Brain-derived neurotrophic factor (BDNF) has been a subject of keen interest in neuroscientific circles for several years, turning up in studies of conditions ranging from central hypoventilation syndrome to obsessive-compulsive disorder, depression, bipolar disorder and schizophrenia -- a range of disorders uncannily parallel to those produced by mutations in the "Rett gene," MeCP2. In 2003, two groups found that MeCP2 regulates BDNF transcription, but sorting out the complex relationship between the two proteins has been quite challenging. New studies from the labs of Michael Greenberg at Children's Hospital Boston and David Katz at Case Western School of Medicine have begun to shed light on the interplay of MeCP2 and BDNF.

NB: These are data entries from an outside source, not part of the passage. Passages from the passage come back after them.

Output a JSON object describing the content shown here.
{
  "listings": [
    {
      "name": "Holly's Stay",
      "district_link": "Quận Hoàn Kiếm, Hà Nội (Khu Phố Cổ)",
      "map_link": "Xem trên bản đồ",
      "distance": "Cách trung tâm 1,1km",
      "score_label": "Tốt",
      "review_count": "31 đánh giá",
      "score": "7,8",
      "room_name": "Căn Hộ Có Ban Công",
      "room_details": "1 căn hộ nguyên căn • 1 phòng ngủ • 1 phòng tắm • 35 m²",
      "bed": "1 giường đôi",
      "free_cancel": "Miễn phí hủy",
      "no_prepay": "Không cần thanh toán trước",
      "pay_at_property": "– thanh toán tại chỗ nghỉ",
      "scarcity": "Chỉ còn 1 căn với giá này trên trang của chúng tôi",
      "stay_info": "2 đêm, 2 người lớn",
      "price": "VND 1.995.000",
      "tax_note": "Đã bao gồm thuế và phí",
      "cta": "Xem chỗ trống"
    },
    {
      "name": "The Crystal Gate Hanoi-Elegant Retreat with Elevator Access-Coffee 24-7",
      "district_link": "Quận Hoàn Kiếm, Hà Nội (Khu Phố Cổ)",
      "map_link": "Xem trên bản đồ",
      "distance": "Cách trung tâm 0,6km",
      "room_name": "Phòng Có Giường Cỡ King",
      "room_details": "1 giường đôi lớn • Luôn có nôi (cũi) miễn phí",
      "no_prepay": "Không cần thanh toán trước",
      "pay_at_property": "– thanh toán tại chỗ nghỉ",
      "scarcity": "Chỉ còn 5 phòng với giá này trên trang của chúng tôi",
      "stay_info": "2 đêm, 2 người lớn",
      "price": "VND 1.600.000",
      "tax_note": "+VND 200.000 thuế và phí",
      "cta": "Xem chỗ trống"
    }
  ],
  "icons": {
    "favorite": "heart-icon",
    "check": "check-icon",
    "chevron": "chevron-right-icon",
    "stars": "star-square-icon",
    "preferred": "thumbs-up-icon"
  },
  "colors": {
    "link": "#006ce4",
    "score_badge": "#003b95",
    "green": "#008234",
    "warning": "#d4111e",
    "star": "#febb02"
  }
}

Because Rett syndrome (RTT) develops during early childhood, when sensory experiences normally stimulate the development of synaptic circuits, some researchers hypothesized that the fundamental defect in RTT is a failure of synaptic plasticity or maturation. Early support for this hypothesis came from studies showing that MeCP2 expression normally increases as neurons mature. Conversely, RTT patients and mice lacking MeCP2 suffer defects in synaptic plasticity, learning and memory, all of which are dependent on experience so there is some link between experience and the change in neuronal function it would normally produce that is missing when MeCP2 is not functioning properly.

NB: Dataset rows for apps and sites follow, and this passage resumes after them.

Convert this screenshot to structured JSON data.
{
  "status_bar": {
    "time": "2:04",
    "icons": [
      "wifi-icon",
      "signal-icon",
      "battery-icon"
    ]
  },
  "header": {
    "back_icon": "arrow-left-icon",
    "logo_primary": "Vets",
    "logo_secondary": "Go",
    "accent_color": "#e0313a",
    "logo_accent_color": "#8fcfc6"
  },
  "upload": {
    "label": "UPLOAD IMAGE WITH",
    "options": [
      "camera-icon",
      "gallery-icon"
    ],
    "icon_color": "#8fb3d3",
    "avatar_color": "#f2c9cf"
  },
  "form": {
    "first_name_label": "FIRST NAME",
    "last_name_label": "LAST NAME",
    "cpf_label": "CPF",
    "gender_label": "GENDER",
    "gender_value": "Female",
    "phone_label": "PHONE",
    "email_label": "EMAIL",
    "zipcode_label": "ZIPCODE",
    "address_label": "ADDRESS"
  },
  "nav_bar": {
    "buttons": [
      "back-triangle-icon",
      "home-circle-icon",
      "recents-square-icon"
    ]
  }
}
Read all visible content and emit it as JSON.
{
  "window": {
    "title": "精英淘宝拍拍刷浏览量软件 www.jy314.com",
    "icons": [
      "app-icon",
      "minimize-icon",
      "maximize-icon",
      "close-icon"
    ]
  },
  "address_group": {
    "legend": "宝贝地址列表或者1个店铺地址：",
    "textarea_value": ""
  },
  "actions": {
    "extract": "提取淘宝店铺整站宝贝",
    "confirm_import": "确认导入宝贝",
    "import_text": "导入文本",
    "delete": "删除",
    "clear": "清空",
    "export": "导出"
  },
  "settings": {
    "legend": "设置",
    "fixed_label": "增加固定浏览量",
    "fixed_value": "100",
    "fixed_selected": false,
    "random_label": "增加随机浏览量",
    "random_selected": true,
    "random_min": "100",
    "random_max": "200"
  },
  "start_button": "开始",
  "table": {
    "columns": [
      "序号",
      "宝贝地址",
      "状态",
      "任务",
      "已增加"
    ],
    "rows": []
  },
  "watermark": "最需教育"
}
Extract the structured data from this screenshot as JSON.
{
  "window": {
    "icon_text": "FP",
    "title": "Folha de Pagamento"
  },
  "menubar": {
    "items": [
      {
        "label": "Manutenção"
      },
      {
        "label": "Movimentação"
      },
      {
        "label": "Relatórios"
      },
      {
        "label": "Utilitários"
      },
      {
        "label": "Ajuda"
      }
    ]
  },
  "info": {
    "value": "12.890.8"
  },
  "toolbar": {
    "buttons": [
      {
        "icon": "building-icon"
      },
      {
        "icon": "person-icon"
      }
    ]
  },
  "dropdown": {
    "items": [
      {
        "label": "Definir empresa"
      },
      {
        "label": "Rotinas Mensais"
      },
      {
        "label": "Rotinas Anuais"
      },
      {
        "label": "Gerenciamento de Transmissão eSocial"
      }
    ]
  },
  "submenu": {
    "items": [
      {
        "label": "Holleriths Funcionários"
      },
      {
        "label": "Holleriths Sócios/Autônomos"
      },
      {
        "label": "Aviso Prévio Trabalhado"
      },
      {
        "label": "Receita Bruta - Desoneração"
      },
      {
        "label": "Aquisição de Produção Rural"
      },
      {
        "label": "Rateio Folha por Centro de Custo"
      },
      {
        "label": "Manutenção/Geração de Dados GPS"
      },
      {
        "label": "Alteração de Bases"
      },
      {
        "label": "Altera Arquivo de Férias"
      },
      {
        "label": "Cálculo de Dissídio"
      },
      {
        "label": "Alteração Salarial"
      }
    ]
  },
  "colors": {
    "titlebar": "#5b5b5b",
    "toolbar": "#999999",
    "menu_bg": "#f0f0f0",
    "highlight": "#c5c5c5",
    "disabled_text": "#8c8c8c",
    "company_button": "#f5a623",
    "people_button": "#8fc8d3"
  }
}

Zhou et al. (Greenberg lab) have found at least part of that missing link. In a paper just published in Neuron, they show that increases in neuronal activity result in phosphorylation of MeCP2 at a particular residue (S421) which, in turn, increases transcription of certain genes, including Bdnf, that are required for experience-dependent brain maturation. They further show that phosphorylation of MeCP2 at S421 is required for structural modifications of neurons that underlie the maturational process. Moreover, they identified a complex regulato
Contact: Monica Coenraads
Rett Syndrome Research Foundation